I have about 15 years active in Scouting and only started in amateur radio
after I gave up my Scoutmaster position. If I were headed to summer camp
this year I would definitely take my HT, but my portable HF station might
get left at home. Adults at camp are often very busy. The last time I was at
camp it was all I could do to ensure the health and safety of the troop.
Admittedly, that week had extraordinarily bad weather conditions. New
leaders especially should take advantage of the opportunity to learn all
they can about scouting and get certifications such as Safety Afloat and BSA
Lifeguard. So for any Hams out there that are new to Scouting, do not look
at Scout Camp as your chance to catch up on your radio hobby.
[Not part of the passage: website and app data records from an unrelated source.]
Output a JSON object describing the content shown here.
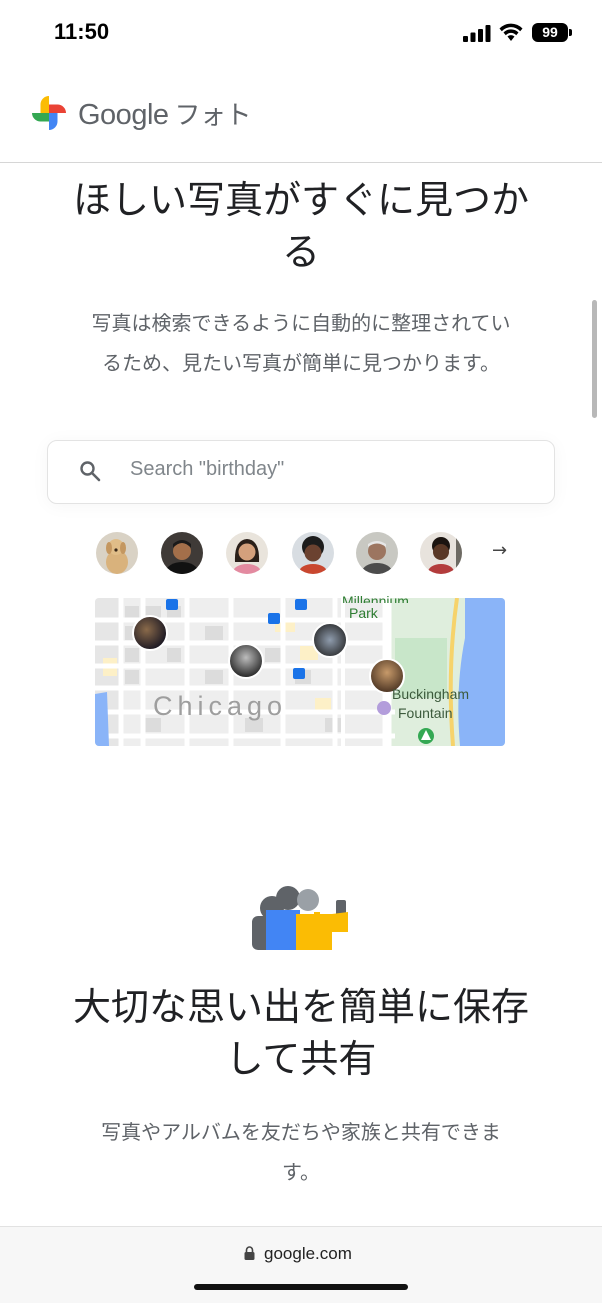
{
  "status_bar": {
    "time": "11:50",
    "battery": "99"
  },
  "header": {
    "brand": "Google",
    "brand_suffix": "フォト"
  },
  "section1": {
    "heading_line1": "ほしい写真がすぐに見つか",
    "heading_line2": "る",
    "desc_line1": "写真は検索できるように自動的に整理されてい",
    "desc_line2": "るため、見たい写真が簡単に見つかります。"
  },
  "search": {
    "placeholder": "Search \"birthday\""
  },
  "people_arrow": "→",
  "map": {
    "city": "Chicago",
    "park_label": "Park",
    "millennium_label": "Millennium",
    "fountain_line1": "Buckingham",
    "fountain_line2": "Fountain",
    "metro_icon": "M",
    "colors": {
      "water": "#8ab4f8",
      "park": "#c8e6c9",
      "road": "#ffffff",
      "land": "#eeeeee"
    }
  },
  "section2": {
    "heading_line1": "大切な思い出を簡単に保存",
    "heading_line2": "して共有",
    "desc_line1": "写真やアルバムを友だちや家族と共有できま",
    "desc_line2": "す。"
  },
  "browser": {
    "url": "google.com"
  },
  "colors": {
    "blue": "#4285f4",
    "red": "#ea4335",
    "yellow": "#fbbc04",
    "green": "#34a853",
    "text": "#202124",
    "muted": "#5f6368"
  }
}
There is lots
of non-radio stuff you should be doing at camp.
If you are sure you will have extra time at camp go ahead and take a radio.
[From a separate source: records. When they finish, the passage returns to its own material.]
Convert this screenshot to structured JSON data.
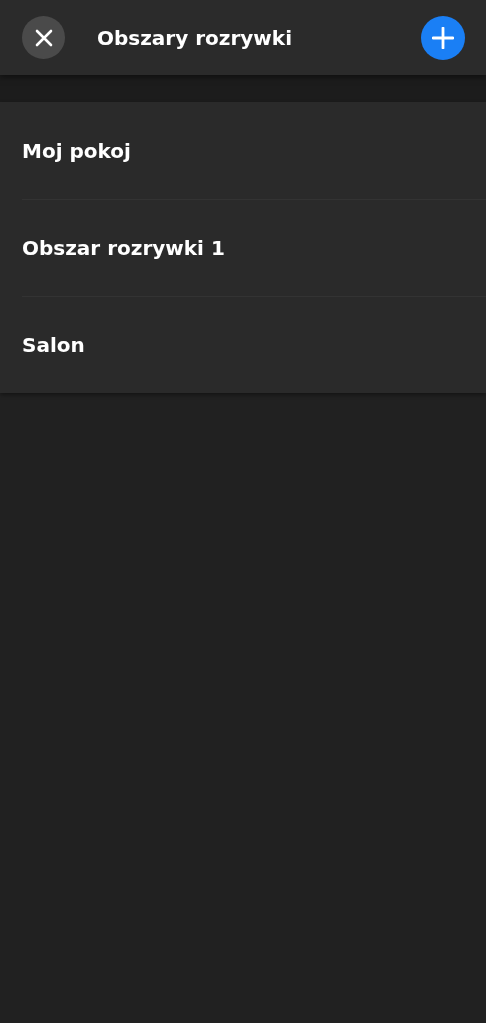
{
  "header": {
    "title": "Obszary rozrywki"
  },
  "areas": [
    {
      "name": "Moj pokoj"
    },
    {
      "name": "Obszar rozrywki 1"
    },
    {
      "name": "Salon"
    }
  ]
}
Teaching the Radio Merit badge would be great, and should be well received
by the camp staff. A short radio demonstration would also be good. A
Scoutmasters talk about communications tools for scouts could be very
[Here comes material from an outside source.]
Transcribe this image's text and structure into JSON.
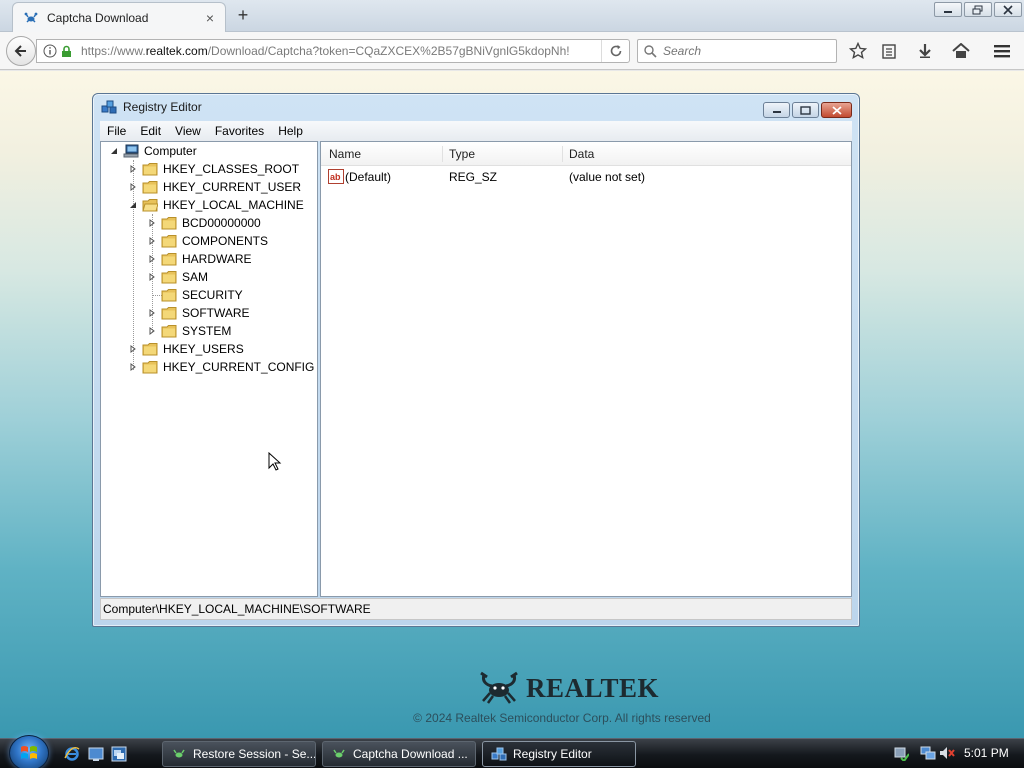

informative to other leaders, and could be prepared before camp.
The HAM RADIO AT CAMP document is good. It is important that Amateur radio
not be banned from scout camps. I suggest deleting everything from "This is
not to say that FRS " to the end. This stuff may be more controversial, and
detract from the main purpose of seeing that HAM radio is allowed at camp.
Comments on SCOUTING FRS RADIO CODE
When I first saw Bob's suggestion I read them one time. After a short time I
could not remember any of the details. As the discussion went on in this
group I had to go back and reread the proposal. This tells me that the plan
is too complicated. Scouters have way too much to do to study a radio
operating procedure. If a plan is going to work it must be very simple.
The plan also does not allow for interoperability with GMRS. GMRS license
holders are allowed to communicate with FRS on the 7 shared frequencies.
Therefore, scouts should be encouraged to use FRS channels 1-7. Discouraging
the use of tones is good.
One of the most likely reasons for FRS being restricted at a scout camp is
that the camp is trying to use them for a communications tool. Obviously,
having lots of scouts using the radios as toys would create unacceptable QRM
for the camp staff. The cure for this is to get the camp a good licensed
radio system. Hams can help with this.
The local scout camp tried both FRS and CB and found both inadequate. After
my local radio club sponsored a large JOTA event last year the council
approached one of the hams for help. The camp now has a very nice VHF
repeater system. That is one camp that will probably not have problems with
The Tot 'n Chit, Fireman Chit, and Stove Chit are all used to control access
to tools or activities that have great potential for bodily harm. Radios do
not fit this category. I never used the Fireman or Stove Chit. Instead I
just dealt with the occasional problems on a case by case basis. It always
worked for me. However, some Scouters like lots of paperwork, and have
enough help to keep track of it. For them a Radio Chit might be a good idea.